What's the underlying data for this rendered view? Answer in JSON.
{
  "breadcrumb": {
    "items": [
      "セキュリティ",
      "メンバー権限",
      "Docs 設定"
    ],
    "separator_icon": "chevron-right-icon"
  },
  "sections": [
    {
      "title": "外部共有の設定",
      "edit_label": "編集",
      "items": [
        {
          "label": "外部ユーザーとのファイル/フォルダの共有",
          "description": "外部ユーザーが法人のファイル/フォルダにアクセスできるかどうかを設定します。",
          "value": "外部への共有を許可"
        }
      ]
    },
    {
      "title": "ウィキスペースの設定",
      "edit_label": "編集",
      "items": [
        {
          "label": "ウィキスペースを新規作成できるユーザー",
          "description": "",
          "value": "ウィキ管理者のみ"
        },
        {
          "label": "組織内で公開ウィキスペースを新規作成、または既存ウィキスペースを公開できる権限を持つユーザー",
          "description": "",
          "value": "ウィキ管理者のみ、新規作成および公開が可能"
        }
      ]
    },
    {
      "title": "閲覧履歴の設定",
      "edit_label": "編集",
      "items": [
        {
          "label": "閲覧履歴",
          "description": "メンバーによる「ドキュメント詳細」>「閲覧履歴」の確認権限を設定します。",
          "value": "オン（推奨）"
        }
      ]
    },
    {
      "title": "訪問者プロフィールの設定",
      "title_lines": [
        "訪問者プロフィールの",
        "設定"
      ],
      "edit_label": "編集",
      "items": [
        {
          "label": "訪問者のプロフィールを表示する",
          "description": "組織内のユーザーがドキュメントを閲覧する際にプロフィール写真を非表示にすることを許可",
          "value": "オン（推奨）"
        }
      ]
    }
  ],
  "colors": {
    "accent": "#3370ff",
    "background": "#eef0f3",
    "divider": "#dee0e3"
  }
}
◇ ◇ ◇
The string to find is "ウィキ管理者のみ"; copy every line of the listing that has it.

          "value": "ウィキ管理者のみ"
          "value": "ウィキ管理者のみ、新規作成および公開が可能"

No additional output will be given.